We all know and may have shopped at Etsy some time in their life. I was very intrigued when I came across the platform. Shiny objects, creative work, colorful, everything I wanted to be a part of. It was as if it pushed me to start my own store.
After several months of contemplation, I finally opened a shop on 13th March 2017. I was excite to see what was in store for me and started thinking of ways to expand my horizon with another E-Commerce store on my belt. (For those who don’t know, I also run an eBay store) But my happiness and excitedness was only short lived when Etsy closed my store on 27th March, 2017. This came as a huge shock to me and I reached out to other members in Business communities on facebook to seek help. To my surprise so many people came forward with the same issue – Etsy shut down my store too.
It got me thinking, as to why this happened and why are so many stores being shut down? What did I do wrong?
So here are a few lessons I learnt in my short span as a seller on Etsy –
- Read the terms and conditions very carefully before getting started –
When I started with my store on eBay, I was learning as I was growing. I made mistakes, stumbled upon things but picked myself up and started again. NOT WITH ETSY. Etsy will not give you another chance if you made a mistake. Therefore, if you are a new seller or an old one, keep going back to the Etsy Handbook and brush up your knowledge. Read and re-read because you never know what more information you stumble upon.
- It’s a borrowed platform. Treat it like one –
When starting to sell online, it is essential to begin somewhere and platforms like Etsy, eBay, Amazon etc are a great place to get started. They teach you the basics to E-Commerce, how to interact with customers and handle problems, how to deal with suppliers (if you have one) in case of damaged goods and much more. These platforms also help in driving traffic to your store and help build the initial footfall so you can start selling. But at the end of the day, they are a borrowed platform and you need to treat them like one. Don’t get too comfortable. If these platforms gave you a right to sell, they can revoke it too anytime they want.
- Find alternative platforms –
There are multiple software in the market today, that can automate and handle multiple stores from one location. Instead of relying on one platform, sell on multiple platforms and leverage these software to make selling easy so if one platform gets shut, there are others generating revenue for you. You can also think of selling on your own website in future once you feel you have enough knowledge and want to have complete control.
- Have a back up plan –
We’ve all heard of the quote, “If plan A doesn’t work, there are 25 other letters in the alphabet”. Let’s get real for a moment. Sh*t happens. It might not have happened to you but it did with others. Not 1, not 2 but multiple sellers. Therefore, it’s only sensible to learn from their mistakes or mishaps and create a back up plan if the unthinkable happened to you.
- Back Up your Store –
Just like there are software that manage your store, there are software that can back up your existing store and listings as well. Turbo lister (for eBay), Backtsy (for etsy) are to name a few. You can google and research your back up software depending on the platforms you sell on.
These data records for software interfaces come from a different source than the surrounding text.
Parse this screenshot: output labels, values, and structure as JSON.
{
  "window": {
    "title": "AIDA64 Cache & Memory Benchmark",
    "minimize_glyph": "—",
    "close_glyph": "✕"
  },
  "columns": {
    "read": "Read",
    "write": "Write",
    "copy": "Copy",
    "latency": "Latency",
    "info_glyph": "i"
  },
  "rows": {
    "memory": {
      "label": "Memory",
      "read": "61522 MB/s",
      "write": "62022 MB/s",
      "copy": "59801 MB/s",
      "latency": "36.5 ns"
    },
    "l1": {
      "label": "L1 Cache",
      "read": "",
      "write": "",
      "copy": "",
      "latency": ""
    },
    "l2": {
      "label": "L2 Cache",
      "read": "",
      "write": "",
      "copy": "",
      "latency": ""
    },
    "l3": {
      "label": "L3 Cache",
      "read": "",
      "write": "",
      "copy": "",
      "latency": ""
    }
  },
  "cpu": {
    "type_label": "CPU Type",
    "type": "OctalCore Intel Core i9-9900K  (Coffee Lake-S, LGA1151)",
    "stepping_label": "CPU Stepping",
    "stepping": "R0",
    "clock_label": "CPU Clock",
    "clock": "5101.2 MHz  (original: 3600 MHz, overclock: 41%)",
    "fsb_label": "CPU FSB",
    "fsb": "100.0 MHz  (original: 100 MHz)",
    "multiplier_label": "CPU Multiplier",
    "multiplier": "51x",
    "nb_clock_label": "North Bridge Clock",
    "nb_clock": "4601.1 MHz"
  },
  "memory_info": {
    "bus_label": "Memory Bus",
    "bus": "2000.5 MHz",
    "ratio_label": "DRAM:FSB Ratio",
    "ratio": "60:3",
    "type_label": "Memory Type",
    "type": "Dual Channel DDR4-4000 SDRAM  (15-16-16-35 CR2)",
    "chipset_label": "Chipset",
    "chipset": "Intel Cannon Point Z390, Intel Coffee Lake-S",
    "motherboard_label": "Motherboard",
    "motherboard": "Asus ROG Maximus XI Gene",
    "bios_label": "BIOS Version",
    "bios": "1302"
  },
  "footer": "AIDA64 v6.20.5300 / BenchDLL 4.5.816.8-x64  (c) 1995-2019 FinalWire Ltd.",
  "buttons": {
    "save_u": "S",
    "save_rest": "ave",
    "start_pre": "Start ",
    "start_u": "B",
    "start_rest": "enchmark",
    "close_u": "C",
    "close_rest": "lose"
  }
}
In the end, I just want to say that it may or may not happen to you, but it’s always good to have options and back up plans for the “just in case” times.
So, as I promised, here’s an update on my back up plan. I’ve shifted my closed Etsy store to a brand new website. MysticalBerries now has a new address.
Always remember – “Take a deep breath, Pick yourself up, Dust yourself off and Start all over again.”